The CEO of Company A believes that far too many frivolous patents have been issued, especially for software. Society would be better served if there were no software patents at all, the CEO believes, since such patents actually stifle innovation. Company A intends to rely on its nimbleness and technical excellence to thwart any attempt by a bigger industry player to run away with its “secret sauce” after it is introduced to the marketplace. It plans not to apply for patents.
Company B on the other hand is headed by a CEO who is taking steps to protect the intellectual property it is developing. The CEO believes that when an innovation is introduced to the world and it begins to gain acceptance by customers, all too often a better-funded industry participant quickly reverse-engineers the innovation and takes over the market for it, to the detriment of its originator and its investors. To avoid being rolled over like that, Company B has already filed for patents to protect its intellectual property.

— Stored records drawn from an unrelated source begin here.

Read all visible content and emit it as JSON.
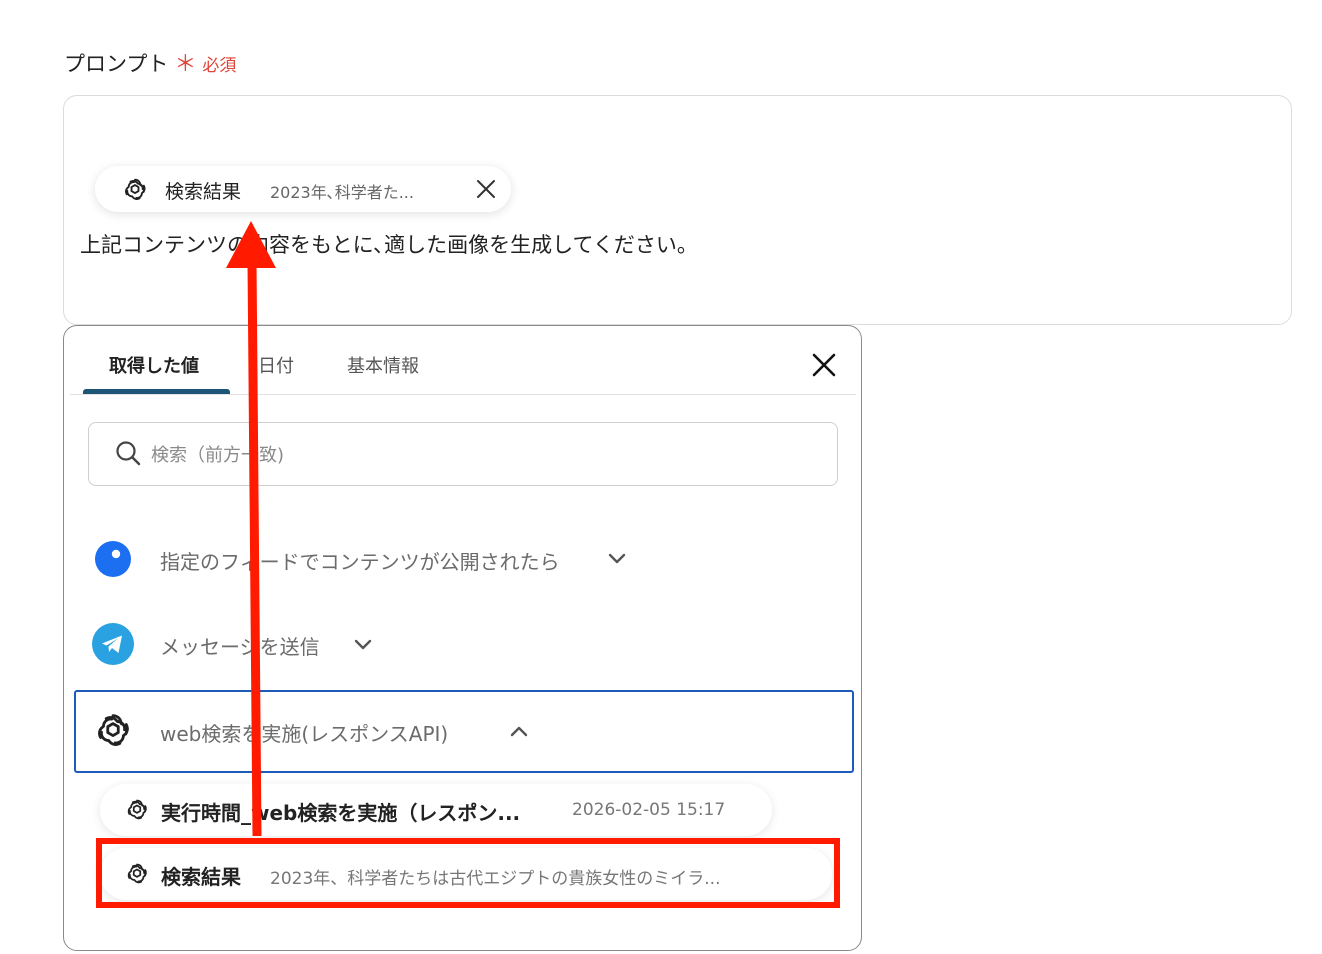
{
  "field": {
    "label": "プロンプト",
    "required_mark": "＊",
    "required_text": "必須"
  },
  "prompt": {
    "chip": {
      "icon": "openai-icon",
      "title": "検索結果",
      "value": "2023年､科学者た..."
    },
    "text": "上記コンテンツの内容をもとに､適した画像を生成してください。"
  },
  "panel": {
    "tabs": [
      {
        "label": "取得した値",
        "active": true
      },
      {
        "label": "日付",
        "active": false
      },
      {
        "label": "基本情報",
        "active": false
      }
    ],
    "search": {
      "placeholder": "検索（前方一致)",
      "value": ""
    },
    "sections": [
      {
        "icon": "feed-icon",
        "title": "指定のフィードでコンテンツが公開されたら",
        "expanded": false
      },
      {
        "icon": "telegram-icon",
        "title": "メッセージを送信",
        "expanded": false
      },
      {
        "icon": "openai-icon",
        "title": "web検索を実施(レスポンスAPI)",
        "expanded": true
      }
    ],
    "items": [
      {
        "icon": "openai-icon",
        "title": "実行時間_web検索を実施（レスポン...",
        "value": "2026-02-05 15:17"
      },
      {
        "icon": "openai-icon",
        "title": "検索結果",
        "value": "2023年、科学者たちは古代エジプトの貴族女性のミイラ..."
      }
    ]
  },
  "colors": {
    "required": "#e0453a",
    "tab_underline": "#1c5577",
    "selected_border": "#1e5bb8",
    "annotation": "#ff1a00",
    "feed_icon": "#1b6ff0",
    "telegram_icon": "#2aa1e0"
  }
}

Will you put your $1 million into Company A, or Company B?
Which company is more likely to raise the capital needed to complete development of its innovation, allowing society to sample its possible benefits?

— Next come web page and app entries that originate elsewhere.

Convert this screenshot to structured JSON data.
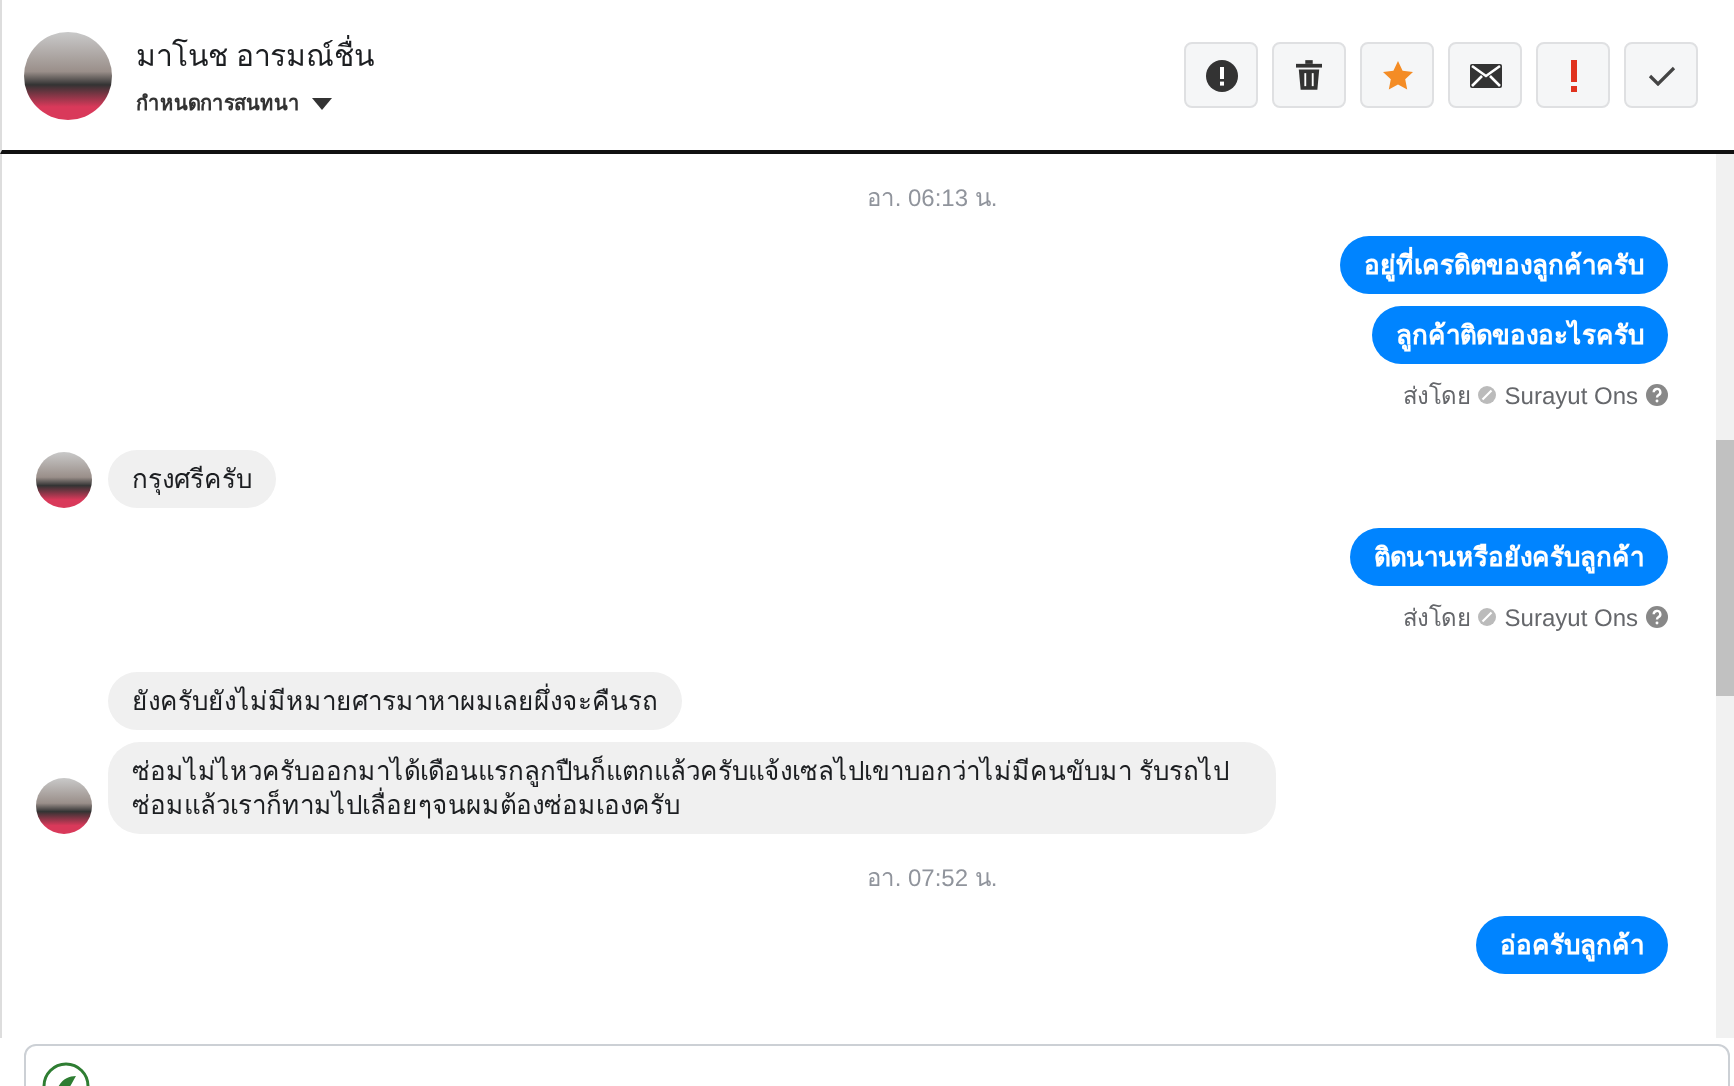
{
  "header": {
    "name": "มาโนช อารมณ์ชื่น",
    "subtitle": "กำหนดการสนทนา"
  },
  "actions": [
    {
      "kind": "alert"
    },
    {
      "kind": "trash"
    },
    {
      "kind": "star"
    },
    {
      "kind": "mail"
    },
    {
      "kind": "important"
    },
    {
      "kind": "done"
    }
  ],
  "messages": [
    {
      "kind": "time",
      "text": "อา. 06:13 น."
    },
    {
      "kind": "out",
      "bubbles": [
        "อยู่ที่เครดิตของลูกค้าครับ",
        "ลูกค้าติดของอะไรครับ"
      ],
      "sent_by": "ส่งโดย",
      "sender": "Surayut Ons"
    },
    {
      "kind": "in",
      "bubbles": [
        "กรุงศรีครับ"
      ]
    },
    {
      "kind": "out",
      "bubbles": [
        "ติดนานหรือยังครับลูกค้า"
      ],
      "sent_by": "ส่งโดย",
      "sender": "Surayut Ons"
    },
    {
      "kind": "in",
      "bubbles": [
        "ยังครับยังไม่มีหมายศารมาหาผมเลยผึ่งจะคืนรถ",
        "ซ่อมไม่ไหวครับออกมาได้เดือนแรกลูกปืนก็แตกแล้วครับแจ้งเซลไปเขาบอกว่าไม่มีคนขับมา รับรถไปซ่อมแล้วเราก็ทามไปเลื่อยๆจนผมต้องซ่อมเองครับ"
      ]
    },
    {
      "kind": "time",
      "text": "อา. 07:52 น."
    },
    {
      "kind": "out",
      "bubbles": [
        "อ่อครับลูกค้า"
      ]
    }
  ]
}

Should software startups shun patents, leaving their ideas open to exploitation by others with more capital?
Should software patents be eliminated, making it more difficult for companies to raise the risk capital needed to develop innovations?
Even NIH and NSF, in disbursing Small Business Innovation and Research grants, want recipients to protect resulting intellectual property with patents, to help assure that recipients can attract the additional capital needed to make results actually available in the marketplace.
Let’s not forget that the patent system was created originally to benefit society by encouraging innovation, and it does so still today. On Lincoln’s birthday last year, in an eloquent speech from the Illinois state capitol in Springfield where both had served, President Obama quoted some stirring words of President Lincoln on the valuable benefits contributed to society by innovation.
The full excerpt from Lincoln’s speech, most of it omitted by Obama, reveals that Lincoln had been passionately defending the patent system. He said “Next came the patent laws. These began in England in 1624, and in this country with the adoption of our Constitution. Before then any man [might] instantly use what another man had invented, so that the inventor had no special advantage from his own invention. The patent system changed this, secured to the inventor for a limited time exclusive use of his inventions, and thereby added the fuel of interest to the fire of genius in the discovery and production of new and useful things.”
(Lincoln himself applied for several patents, was granted one, and remains the only US president to hold a patent.)
Let’s end frivolous software patents, yes. But despite its lapses, the patent system has served us well. Sometimes software embodies true innovation. We should use the patent system to keep encouraging such innovation. Ending software patents would greatly decrease venture capital available for software development. Many valuable innovations would never attract the funding needed to reach the market, and society would never benefit from them.
So let's keep our patent system, and keep granting software patents, but only for true innovations.